───── Material shown

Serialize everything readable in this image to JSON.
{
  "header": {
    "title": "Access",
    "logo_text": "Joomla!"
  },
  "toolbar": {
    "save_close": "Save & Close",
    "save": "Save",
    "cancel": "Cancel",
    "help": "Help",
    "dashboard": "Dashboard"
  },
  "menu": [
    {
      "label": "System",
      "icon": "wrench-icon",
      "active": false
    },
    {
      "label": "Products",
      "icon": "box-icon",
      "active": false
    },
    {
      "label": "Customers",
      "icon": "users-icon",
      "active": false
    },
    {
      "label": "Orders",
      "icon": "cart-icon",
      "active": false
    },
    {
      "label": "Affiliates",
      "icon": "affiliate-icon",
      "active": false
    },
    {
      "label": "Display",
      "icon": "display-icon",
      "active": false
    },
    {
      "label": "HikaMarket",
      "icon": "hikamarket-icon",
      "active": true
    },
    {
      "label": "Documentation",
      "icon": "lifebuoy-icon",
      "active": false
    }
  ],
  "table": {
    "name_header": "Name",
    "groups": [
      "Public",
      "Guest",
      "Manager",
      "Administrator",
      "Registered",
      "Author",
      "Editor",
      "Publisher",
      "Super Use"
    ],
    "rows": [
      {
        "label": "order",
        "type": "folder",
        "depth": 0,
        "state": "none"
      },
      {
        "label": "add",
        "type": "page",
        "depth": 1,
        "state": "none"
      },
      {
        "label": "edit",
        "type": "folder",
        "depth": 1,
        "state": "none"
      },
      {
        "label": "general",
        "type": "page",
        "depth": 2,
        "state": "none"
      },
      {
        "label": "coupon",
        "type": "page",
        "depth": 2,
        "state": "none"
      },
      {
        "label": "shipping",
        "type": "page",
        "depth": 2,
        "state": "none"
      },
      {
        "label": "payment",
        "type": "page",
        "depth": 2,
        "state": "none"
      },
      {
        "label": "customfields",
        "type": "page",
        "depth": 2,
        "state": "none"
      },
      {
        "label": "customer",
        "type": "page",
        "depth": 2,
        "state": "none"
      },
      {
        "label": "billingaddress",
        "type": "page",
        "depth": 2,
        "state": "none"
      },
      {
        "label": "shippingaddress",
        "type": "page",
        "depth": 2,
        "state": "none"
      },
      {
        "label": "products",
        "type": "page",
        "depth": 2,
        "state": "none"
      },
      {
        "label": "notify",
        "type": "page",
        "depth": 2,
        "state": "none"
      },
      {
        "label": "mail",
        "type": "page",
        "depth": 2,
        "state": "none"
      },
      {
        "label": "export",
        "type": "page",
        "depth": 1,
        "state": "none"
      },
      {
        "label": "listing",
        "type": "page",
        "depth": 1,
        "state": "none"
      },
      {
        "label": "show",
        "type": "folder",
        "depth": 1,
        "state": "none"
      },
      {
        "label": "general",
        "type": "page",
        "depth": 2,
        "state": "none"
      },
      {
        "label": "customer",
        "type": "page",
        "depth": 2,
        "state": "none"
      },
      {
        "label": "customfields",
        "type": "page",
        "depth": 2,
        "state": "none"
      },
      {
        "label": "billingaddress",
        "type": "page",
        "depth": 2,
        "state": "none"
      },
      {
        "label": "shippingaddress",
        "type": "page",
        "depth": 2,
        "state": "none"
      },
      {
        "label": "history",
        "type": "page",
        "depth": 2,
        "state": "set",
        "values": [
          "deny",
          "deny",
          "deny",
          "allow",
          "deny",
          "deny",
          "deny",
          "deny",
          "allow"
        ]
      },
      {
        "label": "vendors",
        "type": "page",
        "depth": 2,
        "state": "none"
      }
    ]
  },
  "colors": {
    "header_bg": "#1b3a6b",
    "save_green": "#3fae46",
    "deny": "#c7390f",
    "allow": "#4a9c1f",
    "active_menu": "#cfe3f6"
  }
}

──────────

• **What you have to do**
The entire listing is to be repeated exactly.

• **Solution to the exercise**
Serialize everything readable in this image to JSON.
{
  "header": {
    "title": "Access",
    "logo_text": "Joomla!"
  },
  "toolbar": {
    "save_close": "Save & Close",
    "save": "Save",
    "cancel": "Cancel",
    "help": "Help",
    "dashboard": "Dashboard"
  },
  "menu": [
    {
      "label": "System",
      "icon": "wrench-icon",
      "active": false
    },
    {
      "label": "Products",
      "icon": "box-icon",
      "active": false
    },
    {
      "label": "Customers",
      "icon": "users-icon",
      "active": false
    },
    {
      "label": "Orders",
      "icon": "cart-icon",
      "active": false
    },
    {
      "label": "Affiliates",
      "icon": "affiliate-icon",
      "active": false
    },
    {
      "label": "Display",
      "icon": "display-icon",
      "active": false
    },
    {
      "label": "HikaMarket",
      "icon": "hikamarket-icon",
      "active": true
    },
    {
      "label": "Documentation",
      "icon": "lifebuoy-icon",
      "active": false
    }
  ],
  "table": {
    "name_header": "Name",
    "groups": [
      "Public",
      "Guest",
      "Manager",
      "Administrator",
      "Registered",
      "Author",
      "Editor",
      "Publisher",
      "Super Use"
    ],
    "rows": [
      {
        "label": "order",
        "type": "folder",
        "depth": 0,
        "state": "none"
      },
      {
        "label": "add",
        "type": "page",
        "depth": 1,
        "state": "none"
      },
      {
        "label": "edit",
        "type": "folder",
        "depth": 1,
        "state": "none"
      },
      {
        "label": "general",
        "type": "page",
        "depth": 2,
        "state": "none"
      },
      {
        "label": "coupon",
        "type": "page",
        "depth": 2,
        "state": "none"
      },
      {
        "label": "shipping",
        "type": "page",
        "depth": 2,
        "state": "none"
      },
      {
        "label": "payment",
        "type": "page",
        "depth": 2,
        "state": "none"
      },
      {
        "label": "customfields",
        "type": "page",
        "depth": 2,
        "state": "none"
      },
      {
        "label": "customer",
        "type": "page",
        "depth": 2,
        "state": "none"
      },
      {
        "label": "billingaddress",
        "type": "page",
        "depth": 2,
        "state": "none"
      },
      {
        "label": "shippingaddress",
        "type": "page",
        "depth": 2,
        "state": "none"
      },
      {
        "label": "products",
        "type": "page",
        "depth": 2,
        "state": "none"
      },
      {
        "label": "notify",
        "type": "page",
        "depth": 2,
        "state": "none"
      },
      {
        "label": "mail",
        "type": "page",
        "depth": 2,
        "state": "none"
      },
      {
        "label": "export",
        "type": "page",
        "depth": 1,
        "state": "none"
      },
      {
        "label": "listing",
        "type": "page",
        "depth": 1,
        "state": "none"
      },
      {
        "label": "show",
        "type": "folder",
        "depth": 1,
        "state": "none"
      },
      {
        "label": "general",
        "type": "page",
        "depth": 2,
        "state": "none"
      },
      {
        "label": "customer",
        "type": "page",
        "depth": 2,
        "state": "none"
      },
      {
        "label": "customfields",
        "type": "page",
        "depth": 2,
        "state": "none"
      },
      {
        "label": "billingaddress",
        "type": "page",
        "depth": 2,
        "state": "none"
      },
      {
        "label": "shippingaddress",
        "type": "page",
        "depth": 2,
        "state": "none"
      },
      {
        "label": "history",
        "type": "page",
        "depth": 2,
        "state": "set",
        "values": [
          "deny",
          "deny",
          "deny",
          "allow",
          "deny",
          "deny",
          "deny",
          "deny",
          "allow"
        ]
      },
      {
        "label": "vendors",
        "type": "page",
        "depth": 2,
        "state": "none"
      }
    ]
  },
  "colors": {
    "header_bg": "#1b3a6b",
    "save_green": "#3fae46",
    "deny": "#c7390f",
    "allow": "#4a9c1f",
    "active_menu": "#cfe3f6"
  }
}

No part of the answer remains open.